» Your instructions
Each line below that contains the word "사진촬영" must be copied.

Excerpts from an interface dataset
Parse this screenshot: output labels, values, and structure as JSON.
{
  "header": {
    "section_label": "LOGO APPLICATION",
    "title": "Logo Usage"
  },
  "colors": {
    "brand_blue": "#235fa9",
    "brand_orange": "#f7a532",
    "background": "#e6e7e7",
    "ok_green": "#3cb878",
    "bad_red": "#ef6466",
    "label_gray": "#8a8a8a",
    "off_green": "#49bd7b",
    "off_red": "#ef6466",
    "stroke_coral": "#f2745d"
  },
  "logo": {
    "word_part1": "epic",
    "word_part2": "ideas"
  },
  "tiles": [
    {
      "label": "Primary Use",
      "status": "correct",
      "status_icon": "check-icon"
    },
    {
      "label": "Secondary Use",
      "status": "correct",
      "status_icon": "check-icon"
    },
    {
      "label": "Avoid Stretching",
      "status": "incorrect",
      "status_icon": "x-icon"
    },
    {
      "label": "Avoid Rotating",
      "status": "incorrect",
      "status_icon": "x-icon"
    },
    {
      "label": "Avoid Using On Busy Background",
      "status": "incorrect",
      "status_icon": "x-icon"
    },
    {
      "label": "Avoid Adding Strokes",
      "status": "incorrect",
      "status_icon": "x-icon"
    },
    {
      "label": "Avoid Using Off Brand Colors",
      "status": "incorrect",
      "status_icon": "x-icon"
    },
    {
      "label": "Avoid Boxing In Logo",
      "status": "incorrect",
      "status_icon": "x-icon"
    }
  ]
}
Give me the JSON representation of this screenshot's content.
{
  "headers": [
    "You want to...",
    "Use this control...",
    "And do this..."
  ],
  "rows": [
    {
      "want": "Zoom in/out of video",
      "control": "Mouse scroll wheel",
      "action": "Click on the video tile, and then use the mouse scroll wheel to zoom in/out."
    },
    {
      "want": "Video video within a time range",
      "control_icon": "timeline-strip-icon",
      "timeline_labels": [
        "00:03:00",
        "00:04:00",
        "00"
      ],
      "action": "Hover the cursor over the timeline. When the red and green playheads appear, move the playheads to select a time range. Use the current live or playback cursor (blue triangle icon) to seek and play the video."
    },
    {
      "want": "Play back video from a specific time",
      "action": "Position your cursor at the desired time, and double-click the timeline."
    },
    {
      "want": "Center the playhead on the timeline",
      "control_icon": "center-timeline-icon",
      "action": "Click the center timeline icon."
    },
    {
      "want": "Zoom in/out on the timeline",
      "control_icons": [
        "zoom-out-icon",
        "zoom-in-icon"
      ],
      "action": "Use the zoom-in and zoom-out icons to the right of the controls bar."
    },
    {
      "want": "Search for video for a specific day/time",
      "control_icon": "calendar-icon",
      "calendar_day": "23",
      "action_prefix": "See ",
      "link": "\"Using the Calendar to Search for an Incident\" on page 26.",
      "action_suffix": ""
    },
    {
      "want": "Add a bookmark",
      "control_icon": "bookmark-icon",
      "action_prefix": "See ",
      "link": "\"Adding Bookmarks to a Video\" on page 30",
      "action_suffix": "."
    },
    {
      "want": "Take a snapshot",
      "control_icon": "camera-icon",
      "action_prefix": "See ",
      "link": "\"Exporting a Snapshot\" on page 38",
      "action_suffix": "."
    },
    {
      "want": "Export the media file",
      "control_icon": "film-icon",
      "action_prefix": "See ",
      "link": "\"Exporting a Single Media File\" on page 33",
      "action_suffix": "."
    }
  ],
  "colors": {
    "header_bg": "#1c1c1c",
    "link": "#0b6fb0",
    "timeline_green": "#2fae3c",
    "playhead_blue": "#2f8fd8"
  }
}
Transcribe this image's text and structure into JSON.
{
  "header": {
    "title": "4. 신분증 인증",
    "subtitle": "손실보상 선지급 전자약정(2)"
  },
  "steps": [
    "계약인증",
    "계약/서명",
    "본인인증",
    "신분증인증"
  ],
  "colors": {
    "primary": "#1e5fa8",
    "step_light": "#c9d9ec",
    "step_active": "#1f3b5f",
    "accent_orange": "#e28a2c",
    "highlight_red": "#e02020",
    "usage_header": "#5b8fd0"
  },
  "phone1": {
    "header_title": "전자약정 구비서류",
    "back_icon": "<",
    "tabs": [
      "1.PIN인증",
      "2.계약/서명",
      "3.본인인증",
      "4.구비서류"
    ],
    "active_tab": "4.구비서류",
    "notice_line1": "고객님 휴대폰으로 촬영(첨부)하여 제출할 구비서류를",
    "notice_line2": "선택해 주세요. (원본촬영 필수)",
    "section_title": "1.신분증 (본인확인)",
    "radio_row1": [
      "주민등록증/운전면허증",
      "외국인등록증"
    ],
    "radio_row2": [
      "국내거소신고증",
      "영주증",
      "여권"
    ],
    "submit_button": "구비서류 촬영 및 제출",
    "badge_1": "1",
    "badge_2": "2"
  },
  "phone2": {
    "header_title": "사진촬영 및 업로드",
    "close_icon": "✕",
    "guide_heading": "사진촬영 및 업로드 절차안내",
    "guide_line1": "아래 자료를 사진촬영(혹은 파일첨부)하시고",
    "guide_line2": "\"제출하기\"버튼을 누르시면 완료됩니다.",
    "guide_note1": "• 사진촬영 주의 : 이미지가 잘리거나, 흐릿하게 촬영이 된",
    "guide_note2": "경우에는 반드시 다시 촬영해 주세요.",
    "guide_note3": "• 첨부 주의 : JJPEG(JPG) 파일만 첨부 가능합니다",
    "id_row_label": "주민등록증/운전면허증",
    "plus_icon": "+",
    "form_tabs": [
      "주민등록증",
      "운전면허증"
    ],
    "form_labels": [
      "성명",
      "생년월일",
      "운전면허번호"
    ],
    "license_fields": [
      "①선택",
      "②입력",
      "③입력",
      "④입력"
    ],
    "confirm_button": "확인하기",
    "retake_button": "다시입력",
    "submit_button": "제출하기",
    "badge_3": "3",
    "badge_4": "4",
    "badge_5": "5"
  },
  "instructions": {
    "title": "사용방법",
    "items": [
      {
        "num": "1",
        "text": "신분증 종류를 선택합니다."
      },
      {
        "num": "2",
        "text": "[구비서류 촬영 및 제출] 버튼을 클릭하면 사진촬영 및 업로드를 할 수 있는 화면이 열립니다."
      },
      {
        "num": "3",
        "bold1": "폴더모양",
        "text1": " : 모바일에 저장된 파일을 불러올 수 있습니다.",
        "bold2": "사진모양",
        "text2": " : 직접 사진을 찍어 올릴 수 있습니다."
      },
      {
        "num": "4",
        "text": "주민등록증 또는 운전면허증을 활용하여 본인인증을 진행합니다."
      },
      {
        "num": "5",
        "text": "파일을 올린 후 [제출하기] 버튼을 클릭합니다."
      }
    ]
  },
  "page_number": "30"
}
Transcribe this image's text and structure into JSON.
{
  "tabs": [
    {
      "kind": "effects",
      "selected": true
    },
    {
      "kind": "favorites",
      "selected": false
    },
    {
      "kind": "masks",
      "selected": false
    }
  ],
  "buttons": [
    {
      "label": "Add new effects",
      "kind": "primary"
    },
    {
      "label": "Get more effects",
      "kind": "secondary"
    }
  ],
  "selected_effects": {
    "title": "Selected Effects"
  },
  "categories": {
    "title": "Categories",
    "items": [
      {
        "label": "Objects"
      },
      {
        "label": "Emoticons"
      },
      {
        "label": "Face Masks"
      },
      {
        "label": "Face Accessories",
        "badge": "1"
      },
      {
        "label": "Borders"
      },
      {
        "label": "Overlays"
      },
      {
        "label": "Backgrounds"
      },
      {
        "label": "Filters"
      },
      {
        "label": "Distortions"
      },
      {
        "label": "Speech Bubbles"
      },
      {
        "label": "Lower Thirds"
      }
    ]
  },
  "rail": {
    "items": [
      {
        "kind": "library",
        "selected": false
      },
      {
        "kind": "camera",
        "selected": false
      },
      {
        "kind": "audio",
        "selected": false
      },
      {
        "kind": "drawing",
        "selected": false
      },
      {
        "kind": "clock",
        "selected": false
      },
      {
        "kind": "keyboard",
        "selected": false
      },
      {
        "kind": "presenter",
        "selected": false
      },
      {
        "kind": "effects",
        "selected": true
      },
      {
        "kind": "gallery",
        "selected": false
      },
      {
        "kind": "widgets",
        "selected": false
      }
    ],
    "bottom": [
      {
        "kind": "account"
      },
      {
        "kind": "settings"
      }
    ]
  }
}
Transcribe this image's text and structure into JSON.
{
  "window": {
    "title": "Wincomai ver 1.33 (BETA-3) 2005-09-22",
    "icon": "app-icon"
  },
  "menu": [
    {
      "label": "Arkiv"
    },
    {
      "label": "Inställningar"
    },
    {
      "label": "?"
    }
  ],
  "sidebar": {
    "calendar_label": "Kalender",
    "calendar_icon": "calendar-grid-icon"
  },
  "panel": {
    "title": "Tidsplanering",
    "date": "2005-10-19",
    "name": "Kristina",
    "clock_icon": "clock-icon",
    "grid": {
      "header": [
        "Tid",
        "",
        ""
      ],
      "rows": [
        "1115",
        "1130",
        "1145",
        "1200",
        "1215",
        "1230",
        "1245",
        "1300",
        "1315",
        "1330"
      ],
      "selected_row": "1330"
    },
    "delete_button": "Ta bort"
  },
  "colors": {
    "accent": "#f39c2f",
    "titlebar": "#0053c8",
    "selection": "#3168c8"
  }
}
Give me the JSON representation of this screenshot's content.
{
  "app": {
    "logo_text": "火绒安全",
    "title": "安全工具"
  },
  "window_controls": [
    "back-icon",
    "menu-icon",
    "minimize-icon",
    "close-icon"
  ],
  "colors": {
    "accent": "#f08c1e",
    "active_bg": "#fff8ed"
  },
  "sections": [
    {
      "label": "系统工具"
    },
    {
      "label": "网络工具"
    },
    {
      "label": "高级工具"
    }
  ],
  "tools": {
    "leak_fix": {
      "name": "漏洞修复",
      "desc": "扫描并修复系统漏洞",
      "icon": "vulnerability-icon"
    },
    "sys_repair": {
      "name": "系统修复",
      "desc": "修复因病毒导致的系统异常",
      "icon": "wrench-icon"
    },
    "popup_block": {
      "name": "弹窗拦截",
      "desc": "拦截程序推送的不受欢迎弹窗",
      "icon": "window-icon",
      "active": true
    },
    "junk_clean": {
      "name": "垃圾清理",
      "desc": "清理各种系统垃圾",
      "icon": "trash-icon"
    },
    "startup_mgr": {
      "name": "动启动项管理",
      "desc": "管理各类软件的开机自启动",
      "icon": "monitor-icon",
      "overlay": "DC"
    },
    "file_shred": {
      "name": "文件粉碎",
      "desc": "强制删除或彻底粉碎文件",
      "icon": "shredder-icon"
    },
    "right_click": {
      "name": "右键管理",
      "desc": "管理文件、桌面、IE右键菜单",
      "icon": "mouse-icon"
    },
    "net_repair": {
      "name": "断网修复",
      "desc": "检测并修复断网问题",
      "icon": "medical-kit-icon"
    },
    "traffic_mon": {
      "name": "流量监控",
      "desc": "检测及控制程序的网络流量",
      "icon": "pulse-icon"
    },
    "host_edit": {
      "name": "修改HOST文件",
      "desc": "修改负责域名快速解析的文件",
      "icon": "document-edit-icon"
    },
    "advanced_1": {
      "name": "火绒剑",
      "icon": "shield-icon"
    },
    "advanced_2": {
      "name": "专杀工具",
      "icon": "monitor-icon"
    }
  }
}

» Solution to the problem
    "header_title": "사진촬영 및 업로드",
    "guide_heading": "사진촬영 및 업로드 절차안내",
    "guide_line1": "아래 자료를 사진촬영(혹은 파일첨부)하시고",
    "guide_note1": "• 사진촬영 주의 : 이미지가 잘리거나, 흐릿하게 촬영이 된",
        "text": "[구비서류 촬영 및 제출] 버튼을 클릭하면 사진촬영 및 업로드를 할 수 있는 화면이 열립니다."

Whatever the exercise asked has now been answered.